Citation: Shoemaker, C.A., Vandenberg, G., Desormeaux, A., Klesius, P.H., Evans, J.J. 2005. Efficacy of a streptococcus iniae vaccine delivered using oralject™ technology in tilapia (oreochromis niloticus). European Association of Fish Pathologists. 12th EAFP International Conference on Diseases of Fish and Shellfish 11th – 16th September 2005 Copenhagen, Denmark. pg 101.

Interpretive Summary:

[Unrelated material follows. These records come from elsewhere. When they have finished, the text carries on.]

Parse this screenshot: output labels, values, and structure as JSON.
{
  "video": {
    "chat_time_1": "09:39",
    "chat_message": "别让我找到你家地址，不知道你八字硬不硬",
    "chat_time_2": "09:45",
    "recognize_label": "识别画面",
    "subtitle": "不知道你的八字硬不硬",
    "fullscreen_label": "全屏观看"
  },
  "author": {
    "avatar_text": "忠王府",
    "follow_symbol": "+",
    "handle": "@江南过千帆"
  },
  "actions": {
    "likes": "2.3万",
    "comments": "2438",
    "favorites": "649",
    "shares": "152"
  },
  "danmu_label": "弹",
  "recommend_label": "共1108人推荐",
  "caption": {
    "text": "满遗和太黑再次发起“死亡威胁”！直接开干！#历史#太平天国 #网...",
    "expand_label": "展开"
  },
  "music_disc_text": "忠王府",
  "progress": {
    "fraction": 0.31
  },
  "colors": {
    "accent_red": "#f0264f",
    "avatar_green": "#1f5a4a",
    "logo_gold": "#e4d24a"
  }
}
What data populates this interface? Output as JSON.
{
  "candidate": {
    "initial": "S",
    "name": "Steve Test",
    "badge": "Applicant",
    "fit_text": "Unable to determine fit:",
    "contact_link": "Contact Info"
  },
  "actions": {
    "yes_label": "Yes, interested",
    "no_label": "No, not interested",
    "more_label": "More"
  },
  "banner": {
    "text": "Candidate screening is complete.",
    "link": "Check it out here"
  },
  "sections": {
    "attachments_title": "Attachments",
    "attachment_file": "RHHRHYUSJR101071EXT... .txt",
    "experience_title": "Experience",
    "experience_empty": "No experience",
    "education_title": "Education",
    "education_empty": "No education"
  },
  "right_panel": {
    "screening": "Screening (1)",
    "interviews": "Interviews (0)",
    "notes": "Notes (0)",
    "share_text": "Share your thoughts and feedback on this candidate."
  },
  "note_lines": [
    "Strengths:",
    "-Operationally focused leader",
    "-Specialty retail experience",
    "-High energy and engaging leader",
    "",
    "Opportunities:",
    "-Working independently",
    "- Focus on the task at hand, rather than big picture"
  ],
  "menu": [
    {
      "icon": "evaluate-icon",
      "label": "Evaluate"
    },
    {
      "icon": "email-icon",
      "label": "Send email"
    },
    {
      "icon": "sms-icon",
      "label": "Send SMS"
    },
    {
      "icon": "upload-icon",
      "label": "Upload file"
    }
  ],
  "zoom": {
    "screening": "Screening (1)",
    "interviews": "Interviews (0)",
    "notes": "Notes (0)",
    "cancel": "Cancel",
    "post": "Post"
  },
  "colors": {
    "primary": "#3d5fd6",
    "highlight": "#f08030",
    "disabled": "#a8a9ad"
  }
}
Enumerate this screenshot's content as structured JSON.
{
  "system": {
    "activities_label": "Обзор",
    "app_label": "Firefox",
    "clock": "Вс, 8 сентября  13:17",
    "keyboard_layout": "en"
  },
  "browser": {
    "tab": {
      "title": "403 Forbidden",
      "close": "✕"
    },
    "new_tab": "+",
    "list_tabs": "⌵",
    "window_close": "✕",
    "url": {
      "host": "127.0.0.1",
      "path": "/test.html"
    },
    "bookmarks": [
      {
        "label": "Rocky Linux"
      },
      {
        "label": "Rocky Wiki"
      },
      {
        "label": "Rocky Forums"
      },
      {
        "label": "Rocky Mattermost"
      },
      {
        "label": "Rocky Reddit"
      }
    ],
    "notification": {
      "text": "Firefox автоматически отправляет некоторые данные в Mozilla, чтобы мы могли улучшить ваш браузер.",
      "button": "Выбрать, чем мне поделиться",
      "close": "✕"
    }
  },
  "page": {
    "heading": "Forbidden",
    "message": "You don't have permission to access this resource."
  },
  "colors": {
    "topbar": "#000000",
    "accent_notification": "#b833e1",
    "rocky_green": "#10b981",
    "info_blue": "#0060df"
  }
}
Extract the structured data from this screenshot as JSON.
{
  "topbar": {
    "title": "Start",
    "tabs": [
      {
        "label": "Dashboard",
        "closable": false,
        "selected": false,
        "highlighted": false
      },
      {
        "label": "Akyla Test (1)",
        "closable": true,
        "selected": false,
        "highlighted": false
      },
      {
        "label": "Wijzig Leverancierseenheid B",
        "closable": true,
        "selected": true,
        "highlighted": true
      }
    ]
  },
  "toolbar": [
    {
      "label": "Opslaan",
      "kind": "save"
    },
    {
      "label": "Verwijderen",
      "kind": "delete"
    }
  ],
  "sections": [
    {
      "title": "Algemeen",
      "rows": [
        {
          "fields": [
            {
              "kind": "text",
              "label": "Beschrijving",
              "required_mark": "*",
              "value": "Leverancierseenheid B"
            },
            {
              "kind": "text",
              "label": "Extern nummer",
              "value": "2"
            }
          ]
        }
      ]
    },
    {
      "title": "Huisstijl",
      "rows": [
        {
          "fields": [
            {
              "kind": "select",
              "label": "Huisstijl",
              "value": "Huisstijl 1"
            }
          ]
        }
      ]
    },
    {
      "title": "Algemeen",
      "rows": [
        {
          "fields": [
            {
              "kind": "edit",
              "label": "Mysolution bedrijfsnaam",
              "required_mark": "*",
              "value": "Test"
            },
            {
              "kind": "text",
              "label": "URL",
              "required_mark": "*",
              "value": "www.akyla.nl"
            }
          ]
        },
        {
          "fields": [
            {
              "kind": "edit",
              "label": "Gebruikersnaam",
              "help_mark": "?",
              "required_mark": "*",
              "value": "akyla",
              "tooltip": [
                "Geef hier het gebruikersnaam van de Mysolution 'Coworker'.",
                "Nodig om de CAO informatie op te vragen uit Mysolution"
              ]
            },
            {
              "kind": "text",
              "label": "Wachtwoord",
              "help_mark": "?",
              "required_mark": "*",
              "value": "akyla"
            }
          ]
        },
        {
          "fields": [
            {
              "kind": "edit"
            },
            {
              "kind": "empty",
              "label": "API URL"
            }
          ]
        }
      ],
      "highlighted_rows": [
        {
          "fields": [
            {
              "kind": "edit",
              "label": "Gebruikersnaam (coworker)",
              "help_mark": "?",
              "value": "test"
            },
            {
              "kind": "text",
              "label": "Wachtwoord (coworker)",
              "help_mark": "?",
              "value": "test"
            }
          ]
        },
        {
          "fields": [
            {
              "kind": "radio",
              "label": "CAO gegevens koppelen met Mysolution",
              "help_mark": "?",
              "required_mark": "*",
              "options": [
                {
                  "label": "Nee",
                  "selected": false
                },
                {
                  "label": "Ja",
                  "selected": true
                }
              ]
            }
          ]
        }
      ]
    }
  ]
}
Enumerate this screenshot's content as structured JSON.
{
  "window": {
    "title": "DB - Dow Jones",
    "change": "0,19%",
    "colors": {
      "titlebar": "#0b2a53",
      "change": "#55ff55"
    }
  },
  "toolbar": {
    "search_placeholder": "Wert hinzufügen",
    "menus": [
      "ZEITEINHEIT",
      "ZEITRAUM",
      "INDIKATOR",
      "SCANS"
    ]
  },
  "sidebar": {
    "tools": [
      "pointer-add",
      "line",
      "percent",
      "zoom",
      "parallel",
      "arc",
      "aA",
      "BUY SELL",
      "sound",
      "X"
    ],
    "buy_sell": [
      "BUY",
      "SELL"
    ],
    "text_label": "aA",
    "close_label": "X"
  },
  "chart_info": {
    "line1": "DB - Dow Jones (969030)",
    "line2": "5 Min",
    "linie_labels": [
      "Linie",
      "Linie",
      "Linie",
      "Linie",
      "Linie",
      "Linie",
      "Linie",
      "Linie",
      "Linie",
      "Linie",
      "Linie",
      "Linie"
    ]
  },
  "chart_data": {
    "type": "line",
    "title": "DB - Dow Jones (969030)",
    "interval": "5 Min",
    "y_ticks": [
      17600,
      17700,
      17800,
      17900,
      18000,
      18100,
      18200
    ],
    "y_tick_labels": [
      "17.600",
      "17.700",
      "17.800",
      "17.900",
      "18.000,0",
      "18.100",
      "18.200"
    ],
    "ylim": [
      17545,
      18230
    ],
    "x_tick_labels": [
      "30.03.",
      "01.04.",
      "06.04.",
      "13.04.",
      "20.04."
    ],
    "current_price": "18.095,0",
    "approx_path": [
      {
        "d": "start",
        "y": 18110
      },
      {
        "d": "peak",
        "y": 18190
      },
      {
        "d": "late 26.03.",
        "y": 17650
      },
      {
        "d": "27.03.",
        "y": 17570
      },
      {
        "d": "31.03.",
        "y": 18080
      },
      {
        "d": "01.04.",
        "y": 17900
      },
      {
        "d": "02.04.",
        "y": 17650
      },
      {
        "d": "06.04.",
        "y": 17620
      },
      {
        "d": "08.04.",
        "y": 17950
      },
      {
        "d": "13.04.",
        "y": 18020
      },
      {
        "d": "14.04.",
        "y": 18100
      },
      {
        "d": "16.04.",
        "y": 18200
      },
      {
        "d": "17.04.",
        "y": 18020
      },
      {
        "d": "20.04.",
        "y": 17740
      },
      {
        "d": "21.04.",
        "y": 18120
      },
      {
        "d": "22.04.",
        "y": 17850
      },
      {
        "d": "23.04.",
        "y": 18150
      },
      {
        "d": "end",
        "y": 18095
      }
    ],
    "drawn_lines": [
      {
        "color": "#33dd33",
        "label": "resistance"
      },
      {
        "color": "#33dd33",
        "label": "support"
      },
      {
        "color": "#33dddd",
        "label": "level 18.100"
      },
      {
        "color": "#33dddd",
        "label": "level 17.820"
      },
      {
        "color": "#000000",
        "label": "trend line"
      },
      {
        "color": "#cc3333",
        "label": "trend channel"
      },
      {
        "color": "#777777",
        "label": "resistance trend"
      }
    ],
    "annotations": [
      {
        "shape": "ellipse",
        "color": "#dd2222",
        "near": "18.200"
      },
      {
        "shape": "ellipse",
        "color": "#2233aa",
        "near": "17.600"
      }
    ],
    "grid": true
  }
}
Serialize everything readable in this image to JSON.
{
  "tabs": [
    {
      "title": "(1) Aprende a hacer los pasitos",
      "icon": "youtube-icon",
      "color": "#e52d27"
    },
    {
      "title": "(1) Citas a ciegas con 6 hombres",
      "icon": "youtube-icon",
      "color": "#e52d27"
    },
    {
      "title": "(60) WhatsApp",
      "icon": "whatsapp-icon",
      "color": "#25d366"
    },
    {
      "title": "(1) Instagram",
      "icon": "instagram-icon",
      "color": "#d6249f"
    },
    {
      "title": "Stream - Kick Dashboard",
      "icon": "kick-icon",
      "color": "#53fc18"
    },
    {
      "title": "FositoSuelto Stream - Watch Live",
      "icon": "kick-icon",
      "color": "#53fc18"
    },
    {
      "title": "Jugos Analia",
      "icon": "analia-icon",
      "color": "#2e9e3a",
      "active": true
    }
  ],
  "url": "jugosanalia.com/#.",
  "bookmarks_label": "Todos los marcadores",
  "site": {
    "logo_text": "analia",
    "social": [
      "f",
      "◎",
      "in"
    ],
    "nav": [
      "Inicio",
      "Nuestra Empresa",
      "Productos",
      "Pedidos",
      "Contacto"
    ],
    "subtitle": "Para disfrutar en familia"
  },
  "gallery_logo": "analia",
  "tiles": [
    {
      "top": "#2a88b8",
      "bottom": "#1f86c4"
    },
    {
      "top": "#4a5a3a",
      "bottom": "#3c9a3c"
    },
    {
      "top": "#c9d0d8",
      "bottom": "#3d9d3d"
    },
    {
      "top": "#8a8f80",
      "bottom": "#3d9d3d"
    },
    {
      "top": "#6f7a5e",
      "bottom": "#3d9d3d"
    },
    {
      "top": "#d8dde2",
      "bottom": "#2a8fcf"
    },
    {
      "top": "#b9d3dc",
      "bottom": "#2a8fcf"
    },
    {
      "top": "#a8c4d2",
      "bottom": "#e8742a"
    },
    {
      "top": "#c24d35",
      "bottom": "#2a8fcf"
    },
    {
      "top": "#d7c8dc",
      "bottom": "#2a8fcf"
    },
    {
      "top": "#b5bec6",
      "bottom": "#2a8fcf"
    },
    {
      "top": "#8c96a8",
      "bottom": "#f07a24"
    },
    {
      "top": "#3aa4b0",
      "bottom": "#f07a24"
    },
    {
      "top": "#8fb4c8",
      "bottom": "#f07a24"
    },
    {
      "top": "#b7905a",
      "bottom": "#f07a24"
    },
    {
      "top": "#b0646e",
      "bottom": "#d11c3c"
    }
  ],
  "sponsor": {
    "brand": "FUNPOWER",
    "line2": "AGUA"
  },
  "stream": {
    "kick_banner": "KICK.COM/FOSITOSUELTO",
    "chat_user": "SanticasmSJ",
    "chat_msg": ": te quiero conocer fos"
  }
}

Technical Abstract: This study evaluated the oral delivery of a previously developed Streptococcus iniae vaccine in tilapia using Oralject™ technology. This technology was developed to administer bioactive compounds to monogastric animals. Two different formulations containing two doses of vaccine (four treatments) were fed to tilapia (4 tanks of 25 fish each) for one (Oralject A and Oralject C each containing 2 X 109 cells/g of feed) day (am and pm to satiation) or five (Oralject A and C each containing 2 X 108 cells/g of feed) days (once daily to satiation). The incorporated vaccine was a patented lyophilized modified bacterin (US Patent No. 6,379,677 B1). A positive control treatment [intraperitoneally (i.p.) injected S. iniae vaccine] and a negative control treatment (i.p. injection of tryptic soy broth) were included. Mean percent intake indicated that tilapia fed for one day (twice to satiation) the Oralject A – 2 X 109cells consumed significantly (p < 0.05) more feed than fish fed Oralject C – 2 X 109cells (4.05 vs. 3.21 %, respectively). Fish fed for 5 days either commercial feed or Oralject A or C (2 X 108 cells) also showed differences in feed intake. On most days, fish consumed significantly less (p < 0.05) Oralject C (~ 1%) than the commercial diet or Oralject A (~2.5 %). Tilapia were challenged 23 days post vaccination by i.p. injection of 1 X 106 CFU S. iniae/fish. Mean percent mortality was 47.5 (± 7.5) in the non-immunized challenged tilapia and was significantly higher (p < 0.001) than in all immunized groups. No mortality occurred in the i.p. vaccinated tilapia. Mortality ranged from 17.5 to 31.25 in the Oralject™ treatments. Relative percent survival was 100 % in the i.p. vaccinated tilapia, 63.1 % in the Oralject A-2 X 109 1 day fed tilapia, 55.3 % in the Oralject A-2 X 108 5 day fed fish, 52.6 % in the Oralject C-2 X 108 1 day fed fish and 34.2 % in the Oralject C-2 X 108 5 day treatment. The results suggest that oral delivery of lyophilized S. iniae vaccine using Oralject™ technology provided protection against streptococcal disease, however, protection achieved was less than obtained following parenteral injection.